Component data from apps and pages:

· · · · · · ·

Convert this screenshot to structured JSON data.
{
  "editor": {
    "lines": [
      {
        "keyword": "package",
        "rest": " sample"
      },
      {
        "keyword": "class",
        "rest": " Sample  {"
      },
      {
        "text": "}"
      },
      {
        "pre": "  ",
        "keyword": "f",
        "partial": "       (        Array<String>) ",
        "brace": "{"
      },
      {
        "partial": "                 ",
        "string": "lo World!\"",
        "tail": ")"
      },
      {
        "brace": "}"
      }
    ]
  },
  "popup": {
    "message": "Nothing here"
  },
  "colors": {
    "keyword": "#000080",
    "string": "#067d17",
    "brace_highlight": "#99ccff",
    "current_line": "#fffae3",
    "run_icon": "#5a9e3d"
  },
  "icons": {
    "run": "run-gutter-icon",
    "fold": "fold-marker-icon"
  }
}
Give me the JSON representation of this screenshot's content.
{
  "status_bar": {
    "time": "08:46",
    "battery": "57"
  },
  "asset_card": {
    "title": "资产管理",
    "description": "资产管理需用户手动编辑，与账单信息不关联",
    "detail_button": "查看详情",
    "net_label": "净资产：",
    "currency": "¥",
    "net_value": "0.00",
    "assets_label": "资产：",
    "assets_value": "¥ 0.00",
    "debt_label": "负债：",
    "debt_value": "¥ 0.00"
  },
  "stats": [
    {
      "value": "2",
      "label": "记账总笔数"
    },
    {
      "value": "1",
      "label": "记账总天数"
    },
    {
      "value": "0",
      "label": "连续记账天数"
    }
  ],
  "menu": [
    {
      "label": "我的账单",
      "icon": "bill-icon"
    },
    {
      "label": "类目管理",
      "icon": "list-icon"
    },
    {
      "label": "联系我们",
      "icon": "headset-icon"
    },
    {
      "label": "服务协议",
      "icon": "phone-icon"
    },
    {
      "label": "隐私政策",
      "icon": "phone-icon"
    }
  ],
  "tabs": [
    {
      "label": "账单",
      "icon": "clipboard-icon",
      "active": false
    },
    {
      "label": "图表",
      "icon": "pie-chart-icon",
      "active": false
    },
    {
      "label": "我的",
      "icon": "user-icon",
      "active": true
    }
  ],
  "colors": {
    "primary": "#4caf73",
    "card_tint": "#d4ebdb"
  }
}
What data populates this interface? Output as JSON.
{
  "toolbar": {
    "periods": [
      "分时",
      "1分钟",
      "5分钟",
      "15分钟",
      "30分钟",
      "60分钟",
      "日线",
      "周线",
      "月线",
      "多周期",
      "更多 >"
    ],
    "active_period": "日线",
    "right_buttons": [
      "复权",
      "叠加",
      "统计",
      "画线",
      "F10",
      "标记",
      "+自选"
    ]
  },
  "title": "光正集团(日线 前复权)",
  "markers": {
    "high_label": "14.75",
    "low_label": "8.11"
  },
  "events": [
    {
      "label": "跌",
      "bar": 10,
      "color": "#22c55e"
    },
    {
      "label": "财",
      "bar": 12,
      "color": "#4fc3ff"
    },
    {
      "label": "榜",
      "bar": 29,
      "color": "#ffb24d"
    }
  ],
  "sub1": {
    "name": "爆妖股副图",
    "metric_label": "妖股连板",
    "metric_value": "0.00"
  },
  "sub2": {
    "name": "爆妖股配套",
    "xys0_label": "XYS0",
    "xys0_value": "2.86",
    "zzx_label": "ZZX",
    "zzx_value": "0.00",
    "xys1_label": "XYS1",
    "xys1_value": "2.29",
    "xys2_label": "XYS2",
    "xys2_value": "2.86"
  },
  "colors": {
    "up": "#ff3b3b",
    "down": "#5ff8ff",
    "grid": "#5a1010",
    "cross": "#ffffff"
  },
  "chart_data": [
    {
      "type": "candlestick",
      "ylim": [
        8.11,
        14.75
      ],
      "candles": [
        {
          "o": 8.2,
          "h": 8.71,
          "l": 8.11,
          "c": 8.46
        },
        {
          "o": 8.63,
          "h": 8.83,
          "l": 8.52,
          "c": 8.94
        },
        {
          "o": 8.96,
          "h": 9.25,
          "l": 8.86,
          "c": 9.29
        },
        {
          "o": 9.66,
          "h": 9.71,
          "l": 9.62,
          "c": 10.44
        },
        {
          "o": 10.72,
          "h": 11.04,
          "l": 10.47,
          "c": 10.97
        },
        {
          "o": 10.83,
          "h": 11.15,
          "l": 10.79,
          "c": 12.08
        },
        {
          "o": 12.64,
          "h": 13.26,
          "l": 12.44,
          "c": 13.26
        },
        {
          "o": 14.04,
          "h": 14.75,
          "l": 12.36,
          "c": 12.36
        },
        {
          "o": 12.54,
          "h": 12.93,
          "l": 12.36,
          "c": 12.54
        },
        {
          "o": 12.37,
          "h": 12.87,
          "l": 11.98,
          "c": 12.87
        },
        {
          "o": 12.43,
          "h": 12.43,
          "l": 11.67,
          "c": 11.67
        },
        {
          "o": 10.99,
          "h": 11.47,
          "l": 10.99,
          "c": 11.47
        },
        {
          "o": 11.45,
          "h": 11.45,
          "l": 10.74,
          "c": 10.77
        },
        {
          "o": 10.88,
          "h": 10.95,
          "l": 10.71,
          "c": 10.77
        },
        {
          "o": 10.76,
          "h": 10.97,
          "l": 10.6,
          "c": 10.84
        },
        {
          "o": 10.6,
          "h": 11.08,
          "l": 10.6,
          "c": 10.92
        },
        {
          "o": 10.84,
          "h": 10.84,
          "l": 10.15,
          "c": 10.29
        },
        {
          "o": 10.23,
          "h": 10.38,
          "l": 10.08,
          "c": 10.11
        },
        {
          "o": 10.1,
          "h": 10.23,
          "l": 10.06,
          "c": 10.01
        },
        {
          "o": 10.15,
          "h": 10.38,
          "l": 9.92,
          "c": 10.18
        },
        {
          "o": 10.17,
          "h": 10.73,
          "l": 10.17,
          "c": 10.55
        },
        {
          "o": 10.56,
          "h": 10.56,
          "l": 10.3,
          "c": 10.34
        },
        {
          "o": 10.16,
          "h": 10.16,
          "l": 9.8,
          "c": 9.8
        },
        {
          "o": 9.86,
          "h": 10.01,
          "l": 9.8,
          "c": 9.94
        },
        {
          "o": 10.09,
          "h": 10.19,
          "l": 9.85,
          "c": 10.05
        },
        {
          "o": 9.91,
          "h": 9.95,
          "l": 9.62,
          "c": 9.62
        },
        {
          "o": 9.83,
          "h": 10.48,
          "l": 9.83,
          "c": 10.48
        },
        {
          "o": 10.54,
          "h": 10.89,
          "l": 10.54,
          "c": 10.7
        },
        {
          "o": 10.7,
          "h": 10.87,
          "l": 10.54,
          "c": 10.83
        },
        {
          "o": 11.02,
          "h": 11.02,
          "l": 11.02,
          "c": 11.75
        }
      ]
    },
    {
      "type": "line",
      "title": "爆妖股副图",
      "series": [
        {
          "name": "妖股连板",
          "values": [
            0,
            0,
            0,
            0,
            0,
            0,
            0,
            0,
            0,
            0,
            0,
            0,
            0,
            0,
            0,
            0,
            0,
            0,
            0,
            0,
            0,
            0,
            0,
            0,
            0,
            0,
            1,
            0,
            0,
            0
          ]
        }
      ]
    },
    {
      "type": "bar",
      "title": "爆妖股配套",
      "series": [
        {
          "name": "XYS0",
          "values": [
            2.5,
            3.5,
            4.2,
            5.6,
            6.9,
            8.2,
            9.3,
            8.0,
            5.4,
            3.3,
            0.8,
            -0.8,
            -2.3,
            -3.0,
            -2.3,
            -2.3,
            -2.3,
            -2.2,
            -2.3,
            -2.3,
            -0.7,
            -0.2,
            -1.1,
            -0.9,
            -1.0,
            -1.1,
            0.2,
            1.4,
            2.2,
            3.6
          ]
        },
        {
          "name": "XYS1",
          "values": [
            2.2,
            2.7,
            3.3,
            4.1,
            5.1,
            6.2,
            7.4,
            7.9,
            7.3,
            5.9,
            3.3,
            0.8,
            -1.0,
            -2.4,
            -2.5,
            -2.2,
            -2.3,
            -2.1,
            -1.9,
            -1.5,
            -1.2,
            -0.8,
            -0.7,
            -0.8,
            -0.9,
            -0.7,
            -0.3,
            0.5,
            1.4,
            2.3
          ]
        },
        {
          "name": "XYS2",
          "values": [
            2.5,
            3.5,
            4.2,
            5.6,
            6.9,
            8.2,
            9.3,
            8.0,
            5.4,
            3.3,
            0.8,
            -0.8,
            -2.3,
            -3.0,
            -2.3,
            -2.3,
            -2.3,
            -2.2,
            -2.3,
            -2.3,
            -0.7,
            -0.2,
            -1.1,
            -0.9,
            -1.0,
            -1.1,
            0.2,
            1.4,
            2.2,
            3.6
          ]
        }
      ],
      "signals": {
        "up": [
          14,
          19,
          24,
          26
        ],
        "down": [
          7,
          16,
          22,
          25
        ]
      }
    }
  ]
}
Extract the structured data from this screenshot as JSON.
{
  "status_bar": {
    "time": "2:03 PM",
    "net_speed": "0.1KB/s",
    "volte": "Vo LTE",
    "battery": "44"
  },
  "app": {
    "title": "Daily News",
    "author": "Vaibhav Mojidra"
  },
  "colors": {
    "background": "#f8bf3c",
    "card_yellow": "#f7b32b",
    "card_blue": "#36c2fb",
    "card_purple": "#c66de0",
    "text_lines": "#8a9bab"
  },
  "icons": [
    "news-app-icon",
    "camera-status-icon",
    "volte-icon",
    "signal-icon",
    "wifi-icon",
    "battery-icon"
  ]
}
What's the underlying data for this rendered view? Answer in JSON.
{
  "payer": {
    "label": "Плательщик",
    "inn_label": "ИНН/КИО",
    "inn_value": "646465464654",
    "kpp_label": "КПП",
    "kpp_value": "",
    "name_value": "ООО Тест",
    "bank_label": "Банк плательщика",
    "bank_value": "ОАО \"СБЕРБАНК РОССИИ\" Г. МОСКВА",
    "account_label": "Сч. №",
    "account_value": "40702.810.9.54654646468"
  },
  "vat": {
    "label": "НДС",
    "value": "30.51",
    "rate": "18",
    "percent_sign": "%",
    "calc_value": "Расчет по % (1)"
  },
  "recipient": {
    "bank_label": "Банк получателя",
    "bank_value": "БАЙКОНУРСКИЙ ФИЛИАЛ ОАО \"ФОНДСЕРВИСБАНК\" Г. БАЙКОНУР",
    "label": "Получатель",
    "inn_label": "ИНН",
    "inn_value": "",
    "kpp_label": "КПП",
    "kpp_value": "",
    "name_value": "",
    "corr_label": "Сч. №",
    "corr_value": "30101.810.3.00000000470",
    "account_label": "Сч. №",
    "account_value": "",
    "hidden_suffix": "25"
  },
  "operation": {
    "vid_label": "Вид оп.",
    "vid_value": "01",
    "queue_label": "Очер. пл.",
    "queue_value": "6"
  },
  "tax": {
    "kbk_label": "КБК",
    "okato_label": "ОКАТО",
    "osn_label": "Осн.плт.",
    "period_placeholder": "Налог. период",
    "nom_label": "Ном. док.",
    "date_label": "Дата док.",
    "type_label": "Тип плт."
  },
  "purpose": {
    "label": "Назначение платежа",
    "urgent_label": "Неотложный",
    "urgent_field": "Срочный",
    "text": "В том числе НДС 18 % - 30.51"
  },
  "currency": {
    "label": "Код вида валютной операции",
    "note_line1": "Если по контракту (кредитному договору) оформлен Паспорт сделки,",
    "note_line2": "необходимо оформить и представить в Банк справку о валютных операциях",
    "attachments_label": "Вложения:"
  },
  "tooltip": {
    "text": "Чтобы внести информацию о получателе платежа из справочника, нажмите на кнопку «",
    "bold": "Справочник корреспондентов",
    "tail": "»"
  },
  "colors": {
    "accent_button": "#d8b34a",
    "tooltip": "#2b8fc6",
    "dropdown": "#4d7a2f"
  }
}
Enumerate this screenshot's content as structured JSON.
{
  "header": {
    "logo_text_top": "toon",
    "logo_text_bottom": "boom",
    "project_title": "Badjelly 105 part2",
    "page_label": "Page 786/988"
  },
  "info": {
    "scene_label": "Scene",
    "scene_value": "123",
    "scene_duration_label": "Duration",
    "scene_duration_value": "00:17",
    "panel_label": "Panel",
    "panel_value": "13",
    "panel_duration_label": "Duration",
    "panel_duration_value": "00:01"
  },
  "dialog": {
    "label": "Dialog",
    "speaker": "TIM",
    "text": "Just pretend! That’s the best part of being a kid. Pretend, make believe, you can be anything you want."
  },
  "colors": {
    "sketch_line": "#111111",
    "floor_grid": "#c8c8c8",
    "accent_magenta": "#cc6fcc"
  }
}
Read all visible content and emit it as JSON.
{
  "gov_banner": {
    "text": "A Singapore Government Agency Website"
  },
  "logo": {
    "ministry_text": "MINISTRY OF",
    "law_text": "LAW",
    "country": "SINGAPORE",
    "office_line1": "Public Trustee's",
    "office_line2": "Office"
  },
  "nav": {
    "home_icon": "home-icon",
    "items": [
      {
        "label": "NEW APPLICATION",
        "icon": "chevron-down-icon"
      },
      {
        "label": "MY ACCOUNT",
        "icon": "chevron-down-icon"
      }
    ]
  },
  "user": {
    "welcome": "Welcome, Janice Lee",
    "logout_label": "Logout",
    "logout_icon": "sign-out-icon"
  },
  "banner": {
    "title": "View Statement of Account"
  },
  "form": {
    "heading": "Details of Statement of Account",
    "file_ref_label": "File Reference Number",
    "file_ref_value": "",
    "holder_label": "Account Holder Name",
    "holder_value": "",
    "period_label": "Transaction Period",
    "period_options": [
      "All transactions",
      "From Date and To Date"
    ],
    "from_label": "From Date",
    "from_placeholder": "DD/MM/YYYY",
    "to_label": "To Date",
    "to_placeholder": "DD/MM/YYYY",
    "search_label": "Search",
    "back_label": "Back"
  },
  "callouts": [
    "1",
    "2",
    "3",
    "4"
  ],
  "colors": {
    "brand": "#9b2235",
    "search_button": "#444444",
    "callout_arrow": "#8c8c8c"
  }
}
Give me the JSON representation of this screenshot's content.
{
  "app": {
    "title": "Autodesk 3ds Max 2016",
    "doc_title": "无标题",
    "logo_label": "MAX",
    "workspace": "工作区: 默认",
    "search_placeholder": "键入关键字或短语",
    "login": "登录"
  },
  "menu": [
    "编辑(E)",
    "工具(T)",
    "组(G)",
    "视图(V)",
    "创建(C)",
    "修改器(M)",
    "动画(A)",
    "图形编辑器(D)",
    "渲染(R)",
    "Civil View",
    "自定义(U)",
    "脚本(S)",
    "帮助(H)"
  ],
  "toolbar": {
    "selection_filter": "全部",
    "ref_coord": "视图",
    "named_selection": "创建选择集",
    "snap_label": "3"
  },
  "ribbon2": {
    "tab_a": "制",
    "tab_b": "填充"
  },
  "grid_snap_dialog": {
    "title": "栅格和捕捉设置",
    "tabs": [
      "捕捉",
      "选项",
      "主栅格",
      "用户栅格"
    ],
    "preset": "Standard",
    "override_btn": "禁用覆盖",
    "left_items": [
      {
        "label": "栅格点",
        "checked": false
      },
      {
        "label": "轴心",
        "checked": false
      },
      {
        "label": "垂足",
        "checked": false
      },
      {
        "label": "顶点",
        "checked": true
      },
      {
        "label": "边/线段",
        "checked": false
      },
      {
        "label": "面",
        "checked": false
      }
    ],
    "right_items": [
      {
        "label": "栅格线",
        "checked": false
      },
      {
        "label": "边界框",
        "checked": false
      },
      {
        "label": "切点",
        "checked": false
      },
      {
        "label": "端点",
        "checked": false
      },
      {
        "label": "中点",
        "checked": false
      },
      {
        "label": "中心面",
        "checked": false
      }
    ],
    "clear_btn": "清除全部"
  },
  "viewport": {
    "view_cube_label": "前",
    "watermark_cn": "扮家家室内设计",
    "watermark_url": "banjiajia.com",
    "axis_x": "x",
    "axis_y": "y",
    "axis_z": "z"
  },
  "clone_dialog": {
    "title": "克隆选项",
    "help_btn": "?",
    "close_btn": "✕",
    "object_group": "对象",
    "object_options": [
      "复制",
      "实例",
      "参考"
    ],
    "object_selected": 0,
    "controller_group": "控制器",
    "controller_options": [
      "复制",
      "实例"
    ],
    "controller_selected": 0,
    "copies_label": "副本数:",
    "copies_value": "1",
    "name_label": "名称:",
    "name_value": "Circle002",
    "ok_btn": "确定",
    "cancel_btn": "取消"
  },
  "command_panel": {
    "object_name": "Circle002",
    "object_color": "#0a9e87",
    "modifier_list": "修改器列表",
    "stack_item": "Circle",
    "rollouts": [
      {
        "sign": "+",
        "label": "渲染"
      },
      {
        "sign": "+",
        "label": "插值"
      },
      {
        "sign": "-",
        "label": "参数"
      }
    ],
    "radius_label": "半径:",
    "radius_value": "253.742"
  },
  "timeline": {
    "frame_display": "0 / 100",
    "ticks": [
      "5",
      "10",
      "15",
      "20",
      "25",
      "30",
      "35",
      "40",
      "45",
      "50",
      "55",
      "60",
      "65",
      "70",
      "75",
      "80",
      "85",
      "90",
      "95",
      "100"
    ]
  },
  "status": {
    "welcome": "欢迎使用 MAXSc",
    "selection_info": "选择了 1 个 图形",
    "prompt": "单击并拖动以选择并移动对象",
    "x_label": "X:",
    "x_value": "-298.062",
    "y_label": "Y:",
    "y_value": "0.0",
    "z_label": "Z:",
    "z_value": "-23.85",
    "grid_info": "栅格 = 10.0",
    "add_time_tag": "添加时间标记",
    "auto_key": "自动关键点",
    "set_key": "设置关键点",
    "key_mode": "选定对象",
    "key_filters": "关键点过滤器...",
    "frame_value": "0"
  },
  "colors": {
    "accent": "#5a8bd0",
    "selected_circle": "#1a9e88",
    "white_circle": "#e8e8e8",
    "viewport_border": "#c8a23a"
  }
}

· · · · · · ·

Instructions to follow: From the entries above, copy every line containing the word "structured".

Expected answer:
Convert this screenshot to structured JSON data.
Extract the structured data from this screenshot as JSON.
Enumerate this screenshot's content as structured JSON.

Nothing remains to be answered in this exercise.